Within the listing below, how many lines hold the string "content"? Only the number is wanted.
START Study material
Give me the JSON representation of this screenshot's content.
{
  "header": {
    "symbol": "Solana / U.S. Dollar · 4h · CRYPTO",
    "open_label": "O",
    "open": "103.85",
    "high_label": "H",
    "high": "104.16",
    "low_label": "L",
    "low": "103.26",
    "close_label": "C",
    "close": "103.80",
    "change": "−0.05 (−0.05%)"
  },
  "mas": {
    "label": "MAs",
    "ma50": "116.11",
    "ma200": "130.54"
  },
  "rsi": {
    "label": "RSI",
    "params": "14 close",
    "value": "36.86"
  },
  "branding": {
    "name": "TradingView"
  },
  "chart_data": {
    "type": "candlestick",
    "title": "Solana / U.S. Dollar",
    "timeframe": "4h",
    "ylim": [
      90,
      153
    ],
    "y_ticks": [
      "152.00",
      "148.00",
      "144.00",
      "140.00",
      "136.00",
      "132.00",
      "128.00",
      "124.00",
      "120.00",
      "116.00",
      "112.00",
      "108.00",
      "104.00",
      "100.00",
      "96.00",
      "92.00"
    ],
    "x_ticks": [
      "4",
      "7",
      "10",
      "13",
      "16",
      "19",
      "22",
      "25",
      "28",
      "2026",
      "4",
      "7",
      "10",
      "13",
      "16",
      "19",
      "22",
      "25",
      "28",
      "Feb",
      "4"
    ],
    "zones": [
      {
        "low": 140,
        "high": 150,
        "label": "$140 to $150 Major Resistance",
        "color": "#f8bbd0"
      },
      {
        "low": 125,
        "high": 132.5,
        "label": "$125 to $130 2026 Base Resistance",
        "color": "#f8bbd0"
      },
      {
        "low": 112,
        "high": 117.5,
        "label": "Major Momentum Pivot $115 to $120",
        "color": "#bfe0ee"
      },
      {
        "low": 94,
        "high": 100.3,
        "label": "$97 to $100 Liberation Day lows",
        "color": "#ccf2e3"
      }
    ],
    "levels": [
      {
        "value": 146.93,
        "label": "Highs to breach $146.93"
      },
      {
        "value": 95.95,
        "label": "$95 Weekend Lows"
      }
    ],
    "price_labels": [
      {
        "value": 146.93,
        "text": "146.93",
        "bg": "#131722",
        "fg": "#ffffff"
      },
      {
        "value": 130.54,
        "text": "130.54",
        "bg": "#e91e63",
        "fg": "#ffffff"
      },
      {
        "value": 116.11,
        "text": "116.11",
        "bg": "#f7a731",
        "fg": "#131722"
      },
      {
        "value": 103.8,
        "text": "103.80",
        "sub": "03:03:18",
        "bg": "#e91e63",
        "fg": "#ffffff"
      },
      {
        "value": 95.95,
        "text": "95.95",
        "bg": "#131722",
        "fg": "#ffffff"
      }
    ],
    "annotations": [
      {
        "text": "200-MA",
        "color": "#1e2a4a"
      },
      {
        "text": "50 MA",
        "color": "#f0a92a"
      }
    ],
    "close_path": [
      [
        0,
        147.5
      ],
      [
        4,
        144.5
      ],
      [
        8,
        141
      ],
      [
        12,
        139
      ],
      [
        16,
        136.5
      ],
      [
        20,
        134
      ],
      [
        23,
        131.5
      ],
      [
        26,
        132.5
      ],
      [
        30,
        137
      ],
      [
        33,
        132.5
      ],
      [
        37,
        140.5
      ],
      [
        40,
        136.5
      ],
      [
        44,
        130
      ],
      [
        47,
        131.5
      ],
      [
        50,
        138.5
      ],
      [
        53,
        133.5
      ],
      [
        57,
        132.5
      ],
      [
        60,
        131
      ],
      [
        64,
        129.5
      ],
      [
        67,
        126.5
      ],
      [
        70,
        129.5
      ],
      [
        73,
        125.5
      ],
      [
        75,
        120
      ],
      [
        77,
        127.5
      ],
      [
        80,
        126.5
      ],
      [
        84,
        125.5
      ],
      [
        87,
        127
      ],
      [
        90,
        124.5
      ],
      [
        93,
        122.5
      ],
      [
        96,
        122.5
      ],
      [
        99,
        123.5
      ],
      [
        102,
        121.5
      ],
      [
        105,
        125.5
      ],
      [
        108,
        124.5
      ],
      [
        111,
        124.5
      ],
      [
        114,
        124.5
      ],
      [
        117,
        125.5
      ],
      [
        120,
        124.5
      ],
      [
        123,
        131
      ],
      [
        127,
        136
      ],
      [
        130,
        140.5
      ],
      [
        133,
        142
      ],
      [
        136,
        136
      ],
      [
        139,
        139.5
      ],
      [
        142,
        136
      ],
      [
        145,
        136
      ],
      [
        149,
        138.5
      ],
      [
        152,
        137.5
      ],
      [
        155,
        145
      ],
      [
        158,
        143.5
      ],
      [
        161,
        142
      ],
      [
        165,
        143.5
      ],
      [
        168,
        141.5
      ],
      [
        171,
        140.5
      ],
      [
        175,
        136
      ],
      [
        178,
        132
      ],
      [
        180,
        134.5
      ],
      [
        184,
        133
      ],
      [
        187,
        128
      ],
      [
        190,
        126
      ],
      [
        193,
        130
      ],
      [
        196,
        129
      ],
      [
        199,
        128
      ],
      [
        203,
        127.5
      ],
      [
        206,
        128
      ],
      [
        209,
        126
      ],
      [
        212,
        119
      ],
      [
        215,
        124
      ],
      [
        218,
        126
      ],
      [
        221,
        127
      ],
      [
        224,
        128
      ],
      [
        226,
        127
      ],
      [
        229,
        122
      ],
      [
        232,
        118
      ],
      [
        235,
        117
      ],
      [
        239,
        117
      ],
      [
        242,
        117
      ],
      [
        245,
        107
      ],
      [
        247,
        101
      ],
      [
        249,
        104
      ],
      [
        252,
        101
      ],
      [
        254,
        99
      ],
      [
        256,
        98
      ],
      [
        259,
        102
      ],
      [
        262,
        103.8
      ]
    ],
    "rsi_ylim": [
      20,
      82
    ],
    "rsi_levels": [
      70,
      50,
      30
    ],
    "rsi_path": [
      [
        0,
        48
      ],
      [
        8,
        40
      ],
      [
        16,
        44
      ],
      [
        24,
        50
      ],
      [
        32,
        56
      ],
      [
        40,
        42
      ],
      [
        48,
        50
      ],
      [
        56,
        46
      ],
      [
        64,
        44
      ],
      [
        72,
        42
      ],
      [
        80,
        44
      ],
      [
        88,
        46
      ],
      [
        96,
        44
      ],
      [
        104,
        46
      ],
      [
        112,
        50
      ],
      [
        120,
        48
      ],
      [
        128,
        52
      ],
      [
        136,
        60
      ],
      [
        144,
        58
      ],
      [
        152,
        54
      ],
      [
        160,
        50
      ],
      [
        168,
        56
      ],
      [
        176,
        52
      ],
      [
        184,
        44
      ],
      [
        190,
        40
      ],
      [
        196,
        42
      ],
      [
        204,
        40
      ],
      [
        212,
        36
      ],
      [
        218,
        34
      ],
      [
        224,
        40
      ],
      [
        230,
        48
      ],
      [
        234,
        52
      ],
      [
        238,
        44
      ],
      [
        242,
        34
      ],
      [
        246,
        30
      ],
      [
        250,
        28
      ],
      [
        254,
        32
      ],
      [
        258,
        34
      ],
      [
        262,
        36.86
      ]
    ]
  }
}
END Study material
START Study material
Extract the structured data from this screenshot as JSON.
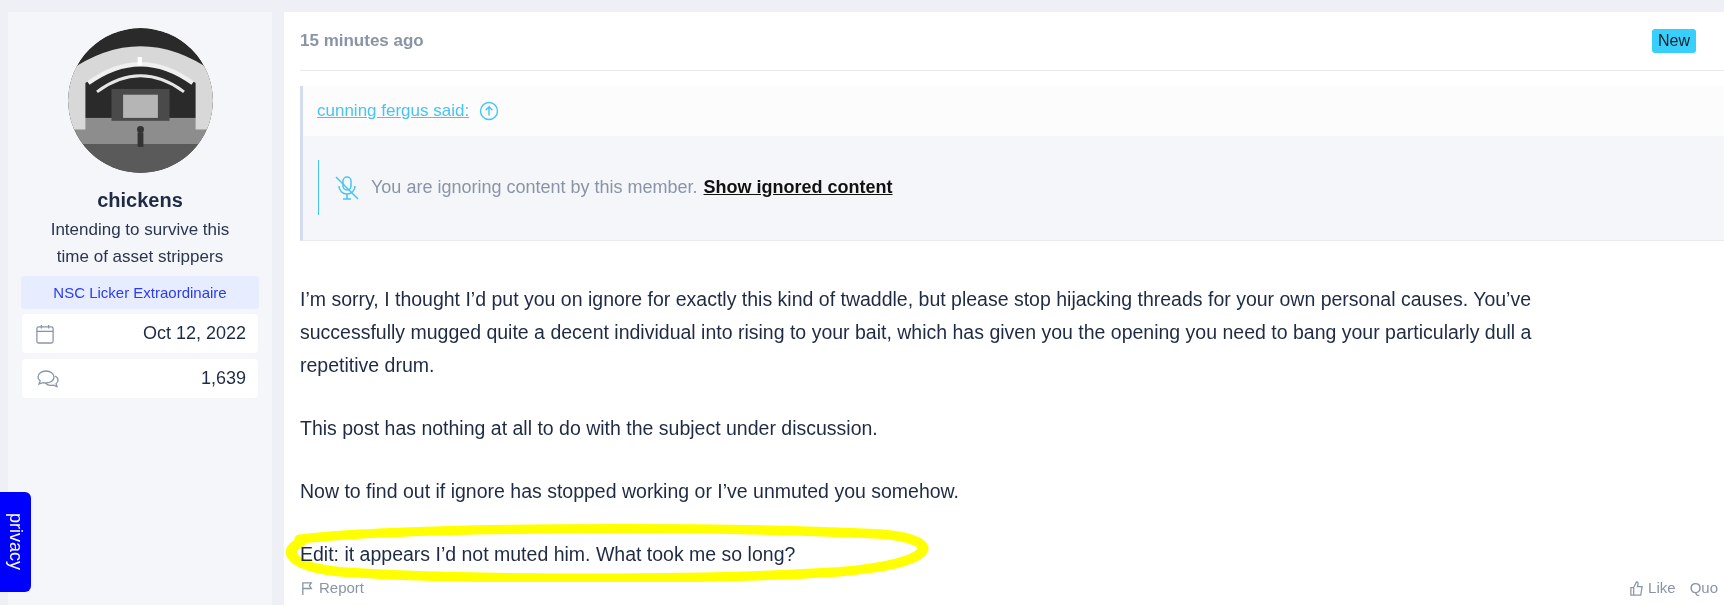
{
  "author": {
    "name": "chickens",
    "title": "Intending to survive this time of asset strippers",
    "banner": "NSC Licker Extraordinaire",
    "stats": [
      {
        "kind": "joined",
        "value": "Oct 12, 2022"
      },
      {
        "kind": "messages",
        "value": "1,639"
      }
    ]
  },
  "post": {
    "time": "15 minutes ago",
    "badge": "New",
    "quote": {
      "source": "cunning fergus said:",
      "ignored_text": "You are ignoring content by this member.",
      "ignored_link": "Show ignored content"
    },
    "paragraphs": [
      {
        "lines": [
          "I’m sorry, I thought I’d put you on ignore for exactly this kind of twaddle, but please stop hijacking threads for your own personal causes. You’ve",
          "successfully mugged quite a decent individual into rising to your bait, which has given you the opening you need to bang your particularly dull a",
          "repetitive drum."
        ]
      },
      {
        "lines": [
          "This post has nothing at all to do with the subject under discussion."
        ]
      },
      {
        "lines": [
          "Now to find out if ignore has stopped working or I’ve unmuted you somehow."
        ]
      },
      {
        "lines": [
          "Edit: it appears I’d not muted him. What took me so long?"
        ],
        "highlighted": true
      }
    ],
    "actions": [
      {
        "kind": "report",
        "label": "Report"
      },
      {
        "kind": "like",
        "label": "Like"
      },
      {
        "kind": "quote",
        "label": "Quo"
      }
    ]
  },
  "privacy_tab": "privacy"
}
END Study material
Answer to this problem:
3